This article seems to provide a general overview of the social sciences in regards to networks. “For social scientists, the default expectation has been that different networks (and nodes within them) will have varying network properties and that these variations account for differences in outcomes for the networks (or nodes).” Learn more about Network Analysis.
Social sciences seem like a whole different story. There are so many things to study, where do you start? Well social scientists put more emphasis on the individual node. They do this because the outcomes they observe are driven by the fact that traditional social science theories focus largely on the individual. They have to show that network theory can explain the same outcomes that have been observed in tradition social sciences.
Some social scientists argue observation is a lot better than asking people about their experiences. I would tend to agree, but with some kinds of research direct observation can be really hard, so asking would be the only way to gather data.
They finally conclude by saying social and physical sciences are at different points “along the (related) continua of universalism to particularism, and simplicity to complexity.”
I never thought I’d see the day when something was assigned to for me to read and I have already read it. This paper is currently in my literature review for my thesis, so lets explore it a little more.
This paper aims to observe how microblogging is used (microblogging phenomenon). They observer the topical and geographical information associated with Twitter. Before going on, I would like to point out that Twitter is very location specific, as is almost every technology.
After conducting their study, the researchers found users use Twitter for various reasons, or Twitter users have certian intentions when using Twitter.
All of these intentions seem real. Recently, Steve Jobs passed away, RIP you have done so much. I found out about the news two minutes after it happened via Twitter. I also use Twitter to obtain information. People post copious amounts of information in the public domain and it is easy to access. Depending on who you get the information from, it could be invaluable or just straight crap.

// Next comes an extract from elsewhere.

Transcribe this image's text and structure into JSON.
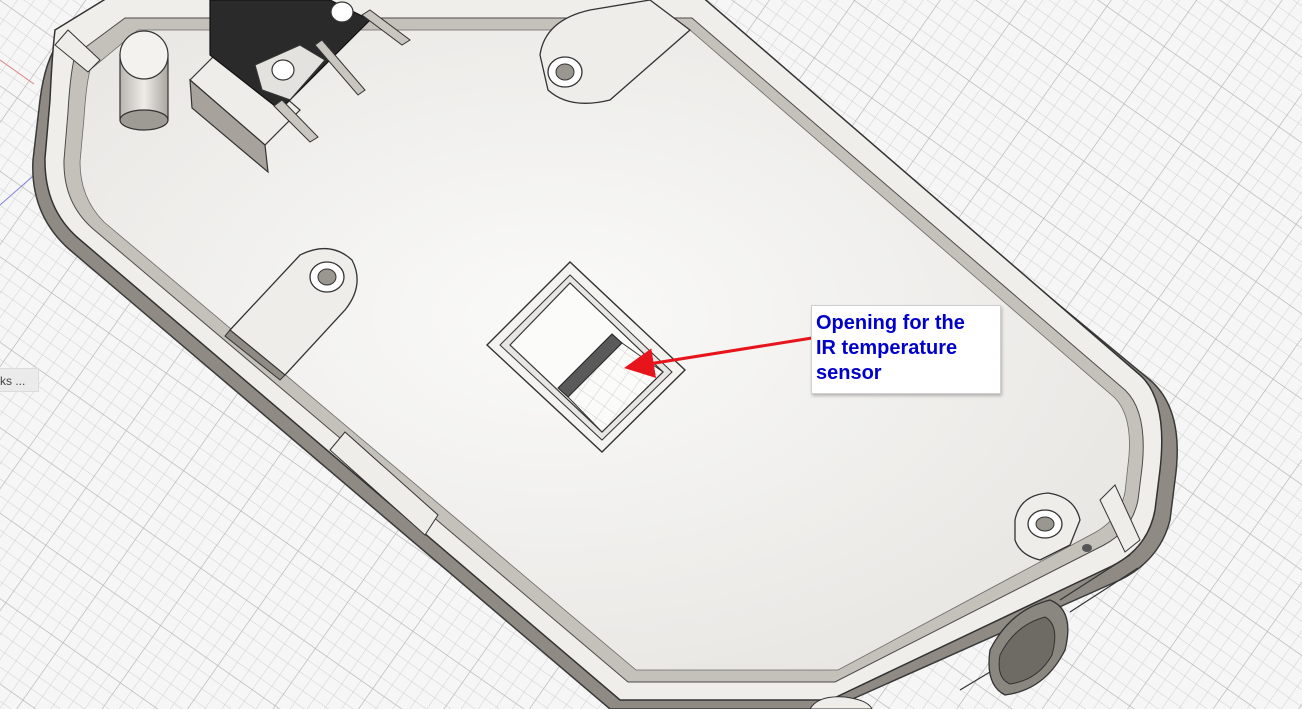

This paper found individuals have different motivations and utilities used when using microblogging platforms. I’m glad we had to read this paper as it demonstrates target audiences for future studies. Very good paper and I would read it again, maybe haha.